The Court concluded its activities in 2013, leaving the place to the Residual Special Court for Sierra Leone (RSCSL), which has the task of completing the work begun by the Special Court.
#8 – Kosovo Specialist Chambers (KSC) and Specialist Prosecutors’ Office (SPO) – the Balkan chapter does not end with the ICTY
It is the newest internationalized court in Den Haag and probably the most controversial one. First of all, because the mere recognition of Kosovo as an independent state has literally split the international community. Then, because, as often happens in post-conflict courts, the former guerrillas who are now national political leaders might end up on trial.
The Specialist Chambers and the Specialist Prosecutor’s Office are part of the Kosovo judicial system. The purpose of the court is to try those responsible for crimes committed in Kosovo during and in the aftermath of the war of ’98-00.
Both the Chambers and the Specialist Prosecutor’s Office are temporary, with a specific mandate. Indeed, they have jurisdiction only over certain crimes against humanity, war crimes and other crimes under Kosovo Law.
The particularity of this institution is that the law allows proceedings to be relocated outside the national territory. The Chambers and the Prosecutor’s Office are therefore based in The Hague and have exclusively international judges, prosecutors, and staff. They can order the transfer of proceedings within their jurisdiction from any other Kosovo prosecutor or court, regardless of the stage of the investigation or proceedings.

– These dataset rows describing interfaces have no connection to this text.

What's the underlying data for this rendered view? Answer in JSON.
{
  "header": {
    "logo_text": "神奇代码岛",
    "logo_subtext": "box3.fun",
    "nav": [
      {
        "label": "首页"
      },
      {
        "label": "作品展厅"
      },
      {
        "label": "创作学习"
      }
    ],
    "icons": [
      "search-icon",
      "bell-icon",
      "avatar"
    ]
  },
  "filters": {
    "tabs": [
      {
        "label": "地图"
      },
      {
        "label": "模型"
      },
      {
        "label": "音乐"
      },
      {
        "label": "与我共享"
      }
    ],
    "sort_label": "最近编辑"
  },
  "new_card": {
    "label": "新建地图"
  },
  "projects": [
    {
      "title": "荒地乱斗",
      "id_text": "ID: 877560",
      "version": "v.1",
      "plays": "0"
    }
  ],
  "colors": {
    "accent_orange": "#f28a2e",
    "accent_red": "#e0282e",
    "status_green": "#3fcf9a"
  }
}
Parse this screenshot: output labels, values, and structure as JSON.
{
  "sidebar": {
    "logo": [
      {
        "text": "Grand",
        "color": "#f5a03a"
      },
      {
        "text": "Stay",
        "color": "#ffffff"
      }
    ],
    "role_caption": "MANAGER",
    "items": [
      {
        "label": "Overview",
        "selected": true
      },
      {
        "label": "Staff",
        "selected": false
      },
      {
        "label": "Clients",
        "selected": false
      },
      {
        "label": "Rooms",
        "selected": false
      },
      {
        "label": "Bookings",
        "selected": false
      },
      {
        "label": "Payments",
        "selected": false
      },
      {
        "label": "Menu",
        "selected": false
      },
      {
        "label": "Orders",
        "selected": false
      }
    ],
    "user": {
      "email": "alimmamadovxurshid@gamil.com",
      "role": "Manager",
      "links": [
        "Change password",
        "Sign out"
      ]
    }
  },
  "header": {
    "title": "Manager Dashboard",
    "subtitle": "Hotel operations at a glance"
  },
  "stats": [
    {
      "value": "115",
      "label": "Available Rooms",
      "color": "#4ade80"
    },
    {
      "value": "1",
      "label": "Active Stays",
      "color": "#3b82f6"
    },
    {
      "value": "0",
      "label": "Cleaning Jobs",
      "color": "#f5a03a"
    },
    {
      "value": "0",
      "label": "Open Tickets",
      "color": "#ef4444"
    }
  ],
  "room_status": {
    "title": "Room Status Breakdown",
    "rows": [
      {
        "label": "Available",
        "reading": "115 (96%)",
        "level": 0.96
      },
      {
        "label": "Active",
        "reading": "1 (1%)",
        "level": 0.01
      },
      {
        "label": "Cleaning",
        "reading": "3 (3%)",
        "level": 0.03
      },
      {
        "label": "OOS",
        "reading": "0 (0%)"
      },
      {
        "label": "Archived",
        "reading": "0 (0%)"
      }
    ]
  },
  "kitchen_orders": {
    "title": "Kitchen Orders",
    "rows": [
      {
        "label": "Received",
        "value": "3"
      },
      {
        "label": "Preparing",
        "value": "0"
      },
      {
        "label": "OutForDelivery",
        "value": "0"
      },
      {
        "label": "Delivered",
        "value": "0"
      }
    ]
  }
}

#9 – Civil-Military Cooperation Centre of Excellence (CCOE) – there’s also NATO
CCOE is an international military organization founded in 2001 to support NATO’s transformation program. The aim is to build opportunities to improve education and training, to develop studies and analyses of NATO and the Civil-Military Cooperation Centre (CIMIC) and to provide general support for their activities.
In 2017 it was conferred the title of CIMIC Award of Excellence, for its wide range of civil-military interaction activities. Also in 2017, the CCOE celebrated its tenth anniversary at its headquarters in The Hague.
Although CCOE is accredited as a CIMIC Centre of Excellence, its expertise and experience are also available to other international organizations such as the European Union, non-governmental organizations and scientific institutions.
The Centre is funded and controlled by the sponsoring nations and is not part of the NATO command structure.
#10 – International Residual Mechanism for Criminal Tribunals (IRMCT) – the heritage of the ad hoc Tribunals
What happens when an international court ends its mandate? The problem has been raised at the UN and the solution has been found in the “International Residual Mechanism for Criminal Tribunals”. It is a structure with the task to carry out functions previously attributed to the International Criminal Tribunal for Rwanda (“ICTR”) and the International Criminal Tribunal for the former Yugoslavia (“ICTY”).
In conducting these functions, the Mechanism maintains the legacy of these two ad hoc courts, pioneers on the international scene, carrying out also the best practices in the field of criminal justice.
During its early years, the IRMCT operated in parallel with the ICTR and the ICTY. Following the closure of the ICTR (on 31 December 2015) and the ICTY (on 31 December 2017), the Mechanism continued to function as an autonomous institution, dealing mainly with pending cases, enforcement of sentences and compensation.
“By establishing the Mechanism, the Council has helped to guarantee that the closure of the two pioneering ad hoc tribunals does not open the way for impunity to reign once more,” says Theodor Meron, President of the UN Security Council.